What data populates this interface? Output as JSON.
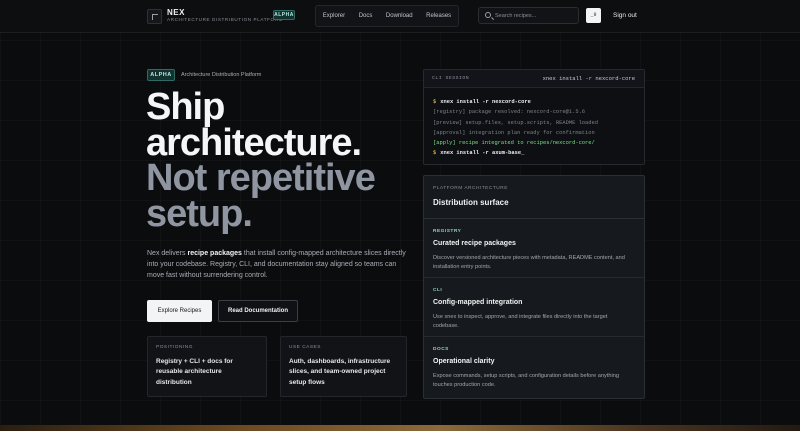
{
  "header": {
    "brand_name": "NEX",
    "brand_subtitle": "ARCHITECTURE DISTRIBUTION PLATFORM",
    "badge": "ALPHA",
    "nav": [
      "Explorer",
      "Docs",
      "Download",
      "Releases"
    ],
    "search_placeholder": "Search recipes...",
    "search_shortcut": "_9",
    "sign_out": "Sign out"
  },
  "hero": {
    "badge": "ALPHA",
    "eyebrow": "Architecture Distribution Platform",
    "headline": [
      "Ship",
      "architecture.",
      "Not repetitive",
      "setup."
    ],
    "lead_pre": "Nex delivers ",
    "lead_bold": "recipe packages",
    "lead_post": " that install config-mapped architecture slices directly into your codebase. Registry, CLI, and documentation stay aligned so teams can move fast without surrendering control.",
    "primary_button": "Explore Recipes",
    "secondary_button": "Read Documentation",
    "cards": [
      {
        "label": "POSITIONING",
        "text": "Registry + CLI + docs for reusable architecture distribution"
      },
      {
        "label": "USE CASES",
        "text": "Auth, dashboards, infrastructure slices, and team-owned project setup flows"
      }
    ]
  },
  "terminal": {
    "title": "CLI SESSION",
    "command": "xnex install -r nexcord-core",
    "lines": [
      {
        "type": "cmd",
        "prompt": "$",
        "text": "xnex install -r nexcord-core"
      },
      {
        "type": "log",
        "text": "[registry] package resolved: nexcord-core@1.5.6"
      },
      {
        "type": "log",
        "text": "[preview] setup.files, setup.scripts, README loaded"
      },
      {
        "type": "log",
        "text": "[approval] integration plan ready for confirmation"
      },
      {
        "type": "success",
        "text": "[apply] recipe integrated to recipes/nexcord-core/"
      },
      {
        "type": "cmd",
        "prompt": "$",
        "text": "xnex install -r axum-base_"
      }
    ]
  },
  "surface": {
    "label": "PLATFORM ARCHITECTURE",
    "title": "Distribution surface",
    "items": [
      {
        "kicker": "REGISTRY",
        "title": "Curated recipe packages",
        "desc": "Discover versioned architecture pieces with metadata, README content, and installation entry points."
      },
      {
        "kicker": "CLI",
        "title": "Config-mapped integration",
        "desc": "Use xnex to inspect, approve, and integrate files directly into the target codebase."
      },
      {
        "kicker": "DOCS",
        "title": "Operational clarity",
        "desc": "Expose commands, setup scripts, and configuration details before anything touches production code."
      }
    ]
  },
  "colors": {
    "background": "#0b0c0e",
    "accent_teal": "#8fd3c8",
    "prompt_yellow": "#f2d24f",
    "success_green": "#7be08a"
  }
}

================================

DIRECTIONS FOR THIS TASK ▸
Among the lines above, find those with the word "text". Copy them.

TASK RESULT ▸
        "text": "Registry + CLI + docs for reusable architecture distribution"
        "text": "Auth, dashboards, infrastructure slices, and team-owned project setup flows"
        "text": "xnex install -r nexcord-core"
        "text": "[registry] package resolved: nexcord-core@1.5.6"
        "text": "[preview] setup.files, setup.scripts, README loaded"
        "text": "[approval] integration plan ready for confirmation"
        "text": "[apply] recipe integrated to recipes/nexcord-core/"
        "text": "xnex install -r axum-base_"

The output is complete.